> [Dataset]
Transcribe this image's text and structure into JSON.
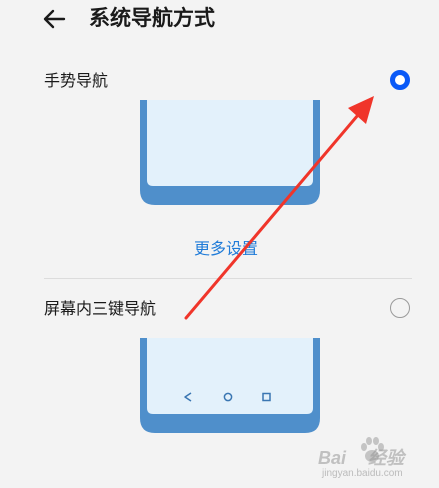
{
  "header": {
    "title": "系统导航方式",
    "back_icon": "arrow-left-icon"
  },
  "options": [
    {
      "label": "手势导航",
      "selected": true
    },
    {
      "label": "屏幕内三键导航",
      "selected": false
    }
  ],
  "more_settings_label": "更多设置",
  "colors": {
    "accent": "#0a59f7",
    "link": "#1f7bd8",
    "phone_frame": "#4f8fcb",
    "phone_screen": "#e3f1fb",
    "annotation_arrow": "#f0352a",
    "background": "#f3f3f3"
  },
  "nav_bar_icons": [
    "back-triangle-icon",
    "home-circle-icon",
    "recents-square-icon"
  ],
  "watermark": {
    "brand": "Baidu",
    "sub": "jingyan.baidu.com"
  }
}
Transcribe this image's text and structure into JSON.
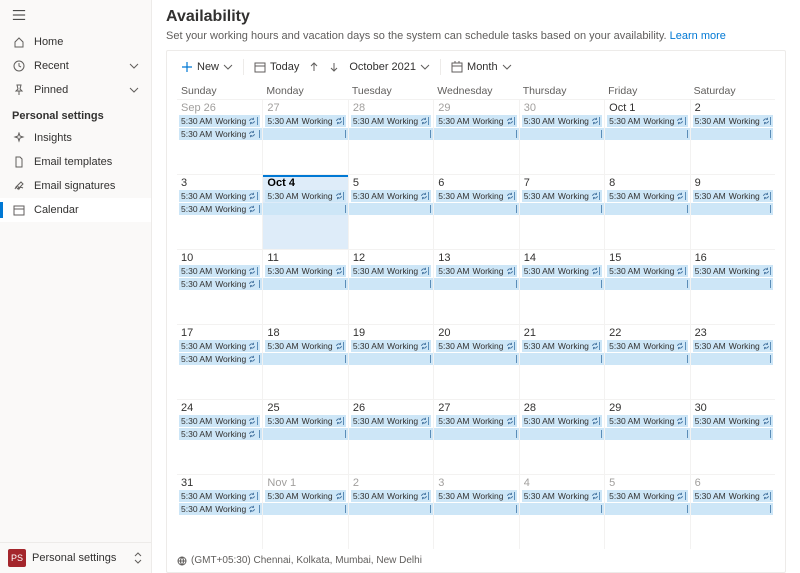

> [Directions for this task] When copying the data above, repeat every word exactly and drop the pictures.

> [Answer space]
Transcribe this image's text and structure into JSON.
{
  "header": {
    "title": "系统导航方式",
    "back_icon": "arrow-left-icon"
  },
  "options": [
    {
      "label": "手势导航",
      "selected": true
    },
    {
      "label": "屏幕内三键导航",
      "selected": false
    }
  ],
  "more_settings_label": "更多设置",
  "colors": {
    "accent": "#0a59f7",
    "link": "#1f7bd8",
    "phone_frame": "#4f8fcb",
    "phone_screen": "#e3f1fb",
    "annotation_arrow": "#f0352a",
    "background": "#f3f3f3"
  },
  "nav_bar_icons": [
    "back-triangle-icon",
    "home-circle-icon",
    "recents-square-icon"
  ],
  "watermark": {
    "brand": "Baidu",
    "sub": "jingyan.baidu.com"
  }
}
Transcribe this image's text and structure into JSON.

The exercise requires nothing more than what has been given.